Denise Brewster of Coleraine, Northern Ireland, had lived with her partner, William McMullan, for around a decade before he died suddenly at Christmas time in 2009. At the time, Brewster believed she had been nominated on his occupational pension scheme form to receive the benefits in case of his death.
But she had not been nominated and the Northern Ireland Local Government Pension Scheme refused to pay the ‘survivor’s pension’ benefit.
Brewster challenged this decision and today the Supreme Court upheld her complaint that she was unlawfully discriminated against because the couple were co-habiting and not married.
In England, Wales and Scotland, co-habiting couples paying into occupational schemes do not need to fill out the nomination form so today’s judgment brings Northern Ireland’s law into line with the rest of the UK.
Brewster’s solicitor, Gareth Mitchell of law firm Deighton Pierce Glynn said: “Denying bereaved cohabitees access to survivor pensions causes huge distress and financial hardship. Now that around one in six families in the UK are cohabiting families, reform is long overdue.
“The decision has significant implications for millions of cohabitees in relation to pension benefits. It also lays down the approach to be adopted when considering complaints of discrimination on the grounds of marital status in other areas.”
The solicitor said the rule which the Supreme Court has declared was unlawful is found in most of the UK’s public sector pension schemes, of which there are around 12 million members. It is also found in many defined benefit pension schemes in the private sector, of which there are around 11 million members.
Jon Greer, Old Mutual Wealth pension expert, said this judgment highlights the need for pension scheme members to check their forms.

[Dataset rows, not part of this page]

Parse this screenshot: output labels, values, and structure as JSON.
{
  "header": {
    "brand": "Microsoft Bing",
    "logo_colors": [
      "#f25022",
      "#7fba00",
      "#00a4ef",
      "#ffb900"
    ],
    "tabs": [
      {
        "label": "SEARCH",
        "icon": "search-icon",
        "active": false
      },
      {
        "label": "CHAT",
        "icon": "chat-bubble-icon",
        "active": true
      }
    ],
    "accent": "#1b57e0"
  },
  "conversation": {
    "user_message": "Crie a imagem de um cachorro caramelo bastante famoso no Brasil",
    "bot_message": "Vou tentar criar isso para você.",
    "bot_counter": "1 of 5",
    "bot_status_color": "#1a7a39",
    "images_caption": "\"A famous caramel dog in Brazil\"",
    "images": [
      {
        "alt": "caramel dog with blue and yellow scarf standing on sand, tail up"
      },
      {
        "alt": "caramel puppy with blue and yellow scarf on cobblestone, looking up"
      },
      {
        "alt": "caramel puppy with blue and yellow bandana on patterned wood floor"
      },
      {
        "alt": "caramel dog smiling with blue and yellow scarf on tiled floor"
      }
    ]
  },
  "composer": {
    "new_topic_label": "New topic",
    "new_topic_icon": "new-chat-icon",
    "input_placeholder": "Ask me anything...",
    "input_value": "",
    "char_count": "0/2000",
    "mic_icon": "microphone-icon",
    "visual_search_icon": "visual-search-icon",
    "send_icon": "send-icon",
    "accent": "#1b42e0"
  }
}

“Always check the scheme provisions, as there will be qualifying conditions that apply to survivors’ pensions particularly for co-habiting partners. While it is fairly standard for a spouse to benefit automatically on the member’s death, other family members may not and could be left short-changed if they work on the assumption that they will receive benefits. There are lots of example where this could be damaging, not only in a financial sense, but also to the relationships between surviving family members.
“And the same rule of thumb applies to defined contribution members too. Never assume your pension will naturally pass to the most obvious person from your point of view. Often the recipient of the death benefit will be at the discretion of the scheme. It is imperative that you make your wishes known by completing an expression of wish. Failing to nominate your preferred beneficiary can lead to discord after your death and mean extra hassle and possibly unnecessary tax for family members.”